We here at Esquire are at home. Just like you, we’re not used to it. Our free time, when we’re not checking emails and updates and push alerts, stretches on and on. And so we’ve figured out a few ways to fill it that we can’t recommend enough. Here’s one.
I don’t want to go running, I just want to watch this dog jump into a pile of leaves over and over.
Whenever I text my friends to complain that I’ve really hit a wall on the whole self-quarantining thing, they have nothing but helpful things to say. Take a run. Do some yoga. Organize something. Meditate. What assholes.
I don’t want to do any of that! I want to do something actually fun. Like watch this video over and over again:
Let’s talk for a second about this video, brought to my attention by a tweet from Hannah Jane Parkison, a writer for the Guardian, in which she called it “possibly the greatest short film ever made.” Couldn’t agree more, Hannah.

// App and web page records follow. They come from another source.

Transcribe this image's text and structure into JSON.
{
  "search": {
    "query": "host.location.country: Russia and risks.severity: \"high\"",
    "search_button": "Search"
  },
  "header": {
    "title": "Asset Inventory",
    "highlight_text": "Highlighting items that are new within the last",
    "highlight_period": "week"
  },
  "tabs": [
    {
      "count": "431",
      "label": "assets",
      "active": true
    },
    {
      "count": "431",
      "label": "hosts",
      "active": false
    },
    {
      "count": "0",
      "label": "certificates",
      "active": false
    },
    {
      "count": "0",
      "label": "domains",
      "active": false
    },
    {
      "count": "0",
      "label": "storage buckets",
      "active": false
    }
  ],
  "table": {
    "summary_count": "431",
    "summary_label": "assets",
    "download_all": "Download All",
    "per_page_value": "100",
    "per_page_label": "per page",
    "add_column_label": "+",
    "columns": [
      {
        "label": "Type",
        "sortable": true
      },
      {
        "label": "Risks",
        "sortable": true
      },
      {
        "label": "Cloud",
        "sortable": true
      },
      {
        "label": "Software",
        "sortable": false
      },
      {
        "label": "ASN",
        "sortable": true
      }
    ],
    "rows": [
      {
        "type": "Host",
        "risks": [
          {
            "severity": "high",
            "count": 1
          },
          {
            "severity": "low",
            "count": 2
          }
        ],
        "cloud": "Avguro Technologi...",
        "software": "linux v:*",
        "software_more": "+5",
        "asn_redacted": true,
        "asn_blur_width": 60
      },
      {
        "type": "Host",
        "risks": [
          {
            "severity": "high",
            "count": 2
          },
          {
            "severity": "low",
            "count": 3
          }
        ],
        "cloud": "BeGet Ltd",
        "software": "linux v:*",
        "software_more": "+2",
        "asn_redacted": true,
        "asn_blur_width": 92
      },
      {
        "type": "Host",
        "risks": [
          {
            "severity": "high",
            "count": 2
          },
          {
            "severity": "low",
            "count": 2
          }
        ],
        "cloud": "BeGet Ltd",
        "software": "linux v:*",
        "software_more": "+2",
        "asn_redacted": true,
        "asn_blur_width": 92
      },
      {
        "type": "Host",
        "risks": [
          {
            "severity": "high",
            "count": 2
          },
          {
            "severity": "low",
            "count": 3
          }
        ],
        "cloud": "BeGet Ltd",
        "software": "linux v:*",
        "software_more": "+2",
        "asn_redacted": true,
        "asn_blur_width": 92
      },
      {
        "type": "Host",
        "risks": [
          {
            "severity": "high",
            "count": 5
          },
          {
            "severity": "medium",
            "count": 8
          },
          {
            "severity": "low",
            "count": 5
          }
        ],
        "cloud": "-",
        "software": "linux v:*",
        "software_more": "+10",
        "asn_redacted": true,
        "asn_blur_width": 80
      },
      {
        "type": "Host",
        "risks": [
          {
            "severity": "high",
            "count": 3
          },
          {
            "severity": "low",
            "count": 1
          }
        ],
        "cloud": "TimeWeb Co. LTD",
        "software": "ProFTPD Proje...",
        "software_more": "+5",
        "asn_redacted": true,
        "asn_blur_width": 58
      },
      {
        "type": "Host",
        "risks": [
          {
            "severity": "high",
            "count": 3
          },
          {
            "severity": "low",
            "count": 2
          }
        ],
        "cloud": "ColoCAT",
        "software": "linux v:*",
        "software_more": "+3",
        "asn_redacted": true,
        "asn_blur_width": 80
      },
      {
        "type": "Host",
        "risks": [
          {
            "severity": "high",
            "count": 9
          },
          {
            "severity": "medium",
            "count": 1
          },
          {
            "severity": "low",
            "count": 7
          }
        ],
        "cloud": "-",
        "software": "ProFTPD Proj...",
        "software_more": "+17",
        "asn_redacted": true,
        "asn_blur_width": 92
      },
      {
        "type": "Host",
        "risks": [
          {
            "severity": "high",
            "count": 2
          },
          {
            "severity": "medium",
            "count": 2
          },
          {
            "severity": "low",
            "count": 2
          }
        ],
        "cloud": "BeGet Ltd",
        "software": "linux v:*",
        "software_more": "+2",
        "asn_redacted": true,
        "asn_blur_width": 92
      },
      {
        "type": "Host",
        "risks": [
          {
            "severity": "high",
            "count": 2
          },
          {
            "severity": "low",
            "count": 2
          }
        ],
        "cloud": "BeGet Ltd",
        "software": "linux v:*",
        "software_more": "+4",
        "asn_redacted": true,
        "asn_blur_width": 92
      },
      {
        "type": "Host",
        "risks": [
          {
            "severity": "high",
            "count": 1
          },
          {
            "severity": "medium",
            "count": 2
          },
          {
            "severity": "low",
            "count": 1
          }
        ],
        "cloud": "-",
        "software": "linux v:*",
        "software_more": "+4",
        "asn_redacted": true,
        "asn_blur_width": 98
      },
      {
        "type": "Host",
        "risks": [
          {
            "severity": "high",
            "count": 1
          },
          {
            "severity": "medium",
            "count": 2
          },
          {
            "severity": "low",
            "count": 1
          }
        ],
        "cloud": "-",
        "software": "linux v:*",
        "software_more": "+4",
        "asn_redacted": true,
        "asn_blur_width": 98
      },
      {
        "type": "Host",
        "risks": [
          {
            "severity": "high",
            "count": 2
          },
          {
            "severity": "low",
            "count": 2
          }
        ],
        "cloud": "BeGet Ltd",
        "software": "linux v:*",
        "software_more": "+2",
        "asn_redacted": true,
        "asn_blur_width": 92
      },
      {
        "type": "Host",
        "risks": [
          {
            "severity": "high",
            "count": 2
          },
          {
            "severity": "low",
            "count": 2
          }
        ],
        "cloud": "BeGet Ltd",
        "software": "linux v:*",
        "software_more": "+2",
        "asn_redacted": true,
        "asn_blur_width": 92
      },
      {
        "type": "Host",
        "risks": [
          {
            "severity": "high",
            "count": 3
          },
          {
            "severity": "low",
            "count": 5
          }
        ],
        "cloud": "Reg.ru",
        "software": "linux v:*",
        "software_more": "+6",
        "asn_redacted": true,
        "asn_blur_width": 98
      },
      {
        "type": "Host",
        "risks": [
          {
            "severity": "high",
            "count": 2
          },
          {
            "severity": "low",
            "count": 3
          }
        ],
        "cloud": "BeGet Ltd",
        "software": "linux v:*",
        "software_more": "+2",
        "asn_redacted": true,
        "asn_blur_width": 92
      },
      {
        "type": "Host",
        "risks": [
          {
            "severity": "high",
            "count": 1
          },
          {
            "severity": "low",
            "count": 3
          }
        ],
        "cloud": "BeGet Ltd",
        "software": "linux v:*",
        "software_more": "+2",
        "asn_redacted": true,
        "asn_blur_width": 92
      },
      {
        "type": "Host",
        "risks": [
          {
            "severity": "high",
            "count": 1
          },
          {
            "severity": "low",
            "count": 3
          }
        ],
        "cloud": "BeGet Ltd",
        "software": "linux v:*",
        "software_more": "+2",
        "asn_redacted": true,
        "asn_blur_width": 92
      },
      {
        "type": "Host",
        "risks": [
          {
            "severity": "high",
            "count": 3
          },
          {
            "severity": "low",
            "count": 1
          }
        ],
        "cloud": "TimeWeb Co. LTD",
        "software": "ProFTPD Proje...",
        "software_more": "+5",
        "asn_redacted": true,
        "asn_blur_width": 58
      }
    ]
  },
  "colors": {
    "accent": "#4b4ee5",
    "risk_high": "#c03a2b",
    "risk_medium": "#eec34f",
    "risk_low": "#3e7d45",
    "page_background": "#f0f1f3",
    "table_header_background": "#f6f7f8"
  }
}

Let’s watch it again:
This film, posted to the YouTube channel of Dog Named Stella back in February, captures all the joy of getting exercise without having to do any. The dog, named Stella, I am going to assume, runs and jumps into a beautiful leaf pile with all the abandon of someone who has never known eating three straight meals of frozen pizza, of wearing the same leggings for days on end, nor of social distancing at all! I’ve been living vicariously through Stella and her various outfits: butterfly costume, bandana, fully nude, etc. I can’t stop watching her. I’ve enjoyed this video on repeat for what must surely amount to an hour of viewing just today. In fact, I’m gonna do it again right now:
Since I saw Parkinson’s tweet seven months ago* I’ve sent it to all of my loved ones, and now I’m sending it to you. Can’t wait to charge out of my apartment and back into society with all the enthusiasm of Stella bee-lining for that leaf pile when this is all over. Until then, be safe, stay home, and allow Stella to do it for you. Want to watch it again? Let’s.
*Correction: Parkinson posted her tweet on March 16, 2019, mere days before this writing. The author regrets the error, but time has become meaningless.